  3. The Java application casts the callable statement to an Oracle callable statement and uses the getCursor() method of the OracleCallableStatement class to materialize the REF CURSOR as a JDBC ResultSet object.

  4. The result set is processed as requested.


    Beginning with release 8.1.6, the cursor associated with a REF CURSOR is closed whenever the statement object that produced the REF CURSOR is closed.

    Unlike in previous releases, the cursor associated with a REF CURSOR is not closed when the result set object in which the REF CURSOR was materialized is closed.  

Example: Accessing REF CURSOR Data

This example shows how to access REF CURSOR data.

import oracle.jdbc.driver.*;
CallableStatement cstmt;
ResultSet cursor;

// Use a PL/SQL block to open the cursor
cstmt = conn.prepareCall
         ("begin open ? for select ename from emp; end;");

cstmt.registerOutParameter(1, OracleTypes.CURSOR);
cursor = ((OracleCallableStatement)cstmt).getCursor(1);

// Use the cursor like a normal ResultSet
while ( ())
    {System.out.println (cursor.getString(1));} 

In the preceding example:

For a full sample application using a REF CURSOR, see "REF".

Support for Oracle Extensions in 8.0.x and 7.3.x JDBC Drivers

Some of the Oracle type extensions supported by the Oracle8i JDBC drivers are either not supported or are supported differently by the Oracle 8.0.x and 7.3.x JDBC drivers. Following are the key points:

Table 6-3 summarizes these differences. "OracleTypes Definition" refers to static typecode constants defined in the oracle.jdbc.driver.OracleTypes class.

Table 6-3 Support for Oracle Type Extensions, 8.0.x and 7.3.x JDBC Drivers
Oracle Datatype  OracleTypes Definition  Type Extension,
8i Drivers
Type Extension,
8.0.x/7.3.x drivers




no type extension for wrapper class  




no type extension for wrapper class  




no type extension for wrapper class  




no type extension for wrapper class  








oracle.jdbc.driver.OracleBlob in 8.0.x;
not supported in 7.3.x  




oracle.jdbc.driver.OracleClob in 8.0.x;
not supported in 7.3.x  




oracle.jdbc.driver.OracleBfile in 8.0.x;
not supported in 7.3.x  

structured object  


oracle.sql.STRUCT or custom class  

not supported  

object reference  


oracle.sql.REF or custom class  

not supported  

collection (array)  

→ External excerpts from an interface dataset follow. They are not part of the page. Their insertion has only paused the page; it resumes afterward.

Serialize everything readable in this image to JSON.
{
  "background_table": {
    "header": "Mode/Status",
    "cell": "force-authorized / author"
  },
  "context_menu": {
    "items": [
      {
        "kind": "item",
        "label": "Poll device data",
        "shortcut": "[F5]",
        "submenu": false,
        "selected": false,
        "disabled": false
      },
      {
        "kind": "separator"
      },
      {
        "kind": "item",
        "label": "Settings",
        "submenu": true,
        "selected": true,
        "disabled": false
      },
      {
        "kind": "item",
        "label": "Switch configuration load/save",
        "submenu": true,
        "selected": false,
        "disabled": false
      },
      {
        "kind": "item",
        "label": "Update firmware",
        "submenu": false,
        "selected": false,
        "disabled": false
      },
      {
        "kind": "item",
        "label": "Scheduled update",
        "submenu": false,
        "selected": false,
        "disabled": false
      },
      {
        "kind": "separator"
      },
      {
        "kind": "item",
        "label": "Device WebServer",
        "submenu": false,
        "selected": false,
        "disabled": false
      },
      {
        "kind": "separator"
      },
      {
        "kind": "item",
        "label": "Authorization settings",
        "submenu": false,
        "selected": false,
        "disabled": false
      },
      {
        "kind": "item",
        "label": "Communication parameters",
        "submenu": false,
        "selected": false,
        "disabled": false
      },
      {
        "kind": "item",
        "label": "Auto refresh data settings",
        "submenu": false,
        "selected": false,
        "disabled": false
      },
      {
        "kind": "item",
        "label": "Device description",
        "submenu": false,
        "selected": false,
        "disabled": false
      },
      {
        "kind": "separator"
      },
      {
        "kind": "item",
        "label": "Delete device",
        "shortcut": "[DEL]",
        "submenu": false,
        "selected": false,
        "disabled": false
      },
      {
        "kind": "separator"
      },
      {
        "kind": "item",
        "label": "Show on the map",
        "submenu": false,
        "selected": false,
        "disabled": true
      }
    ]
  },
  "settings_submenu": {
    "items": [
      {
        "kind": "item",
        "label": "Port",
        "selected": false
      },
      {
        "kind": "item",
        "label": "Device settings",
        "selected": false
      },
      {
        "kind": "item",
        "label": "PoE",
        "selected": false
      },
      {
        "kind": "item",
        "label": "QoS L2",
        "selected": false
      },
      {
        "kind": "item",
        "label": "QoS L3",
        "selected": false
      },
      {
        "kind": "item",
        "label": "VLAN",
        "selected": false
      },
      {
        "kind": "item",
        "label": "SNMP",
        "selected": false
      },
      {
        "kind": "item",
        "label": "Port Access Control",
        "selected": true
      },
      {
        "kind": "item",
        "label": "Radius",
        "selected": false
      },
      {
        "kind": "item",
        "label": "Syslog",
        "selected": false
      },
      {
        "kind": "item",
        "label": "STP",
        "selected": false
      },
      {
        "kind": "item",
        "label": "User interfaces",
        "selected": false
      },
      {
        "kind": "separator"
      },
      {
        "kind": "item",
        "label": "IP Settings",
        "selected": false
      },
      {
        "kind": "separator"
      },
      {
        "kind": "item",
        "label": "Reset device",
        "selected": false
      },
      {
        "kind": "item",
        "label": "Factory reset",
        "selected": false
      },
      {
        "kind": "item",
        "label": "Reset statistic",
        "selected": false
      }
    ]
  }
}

oracle.sql.ARRAY or custom class  

not supported  

Go to previous page
Go to beginning of chapter
Go to next page
Copyright © 1996-2000, Oracle Corporation.

All Rights Reserved.


Solution Area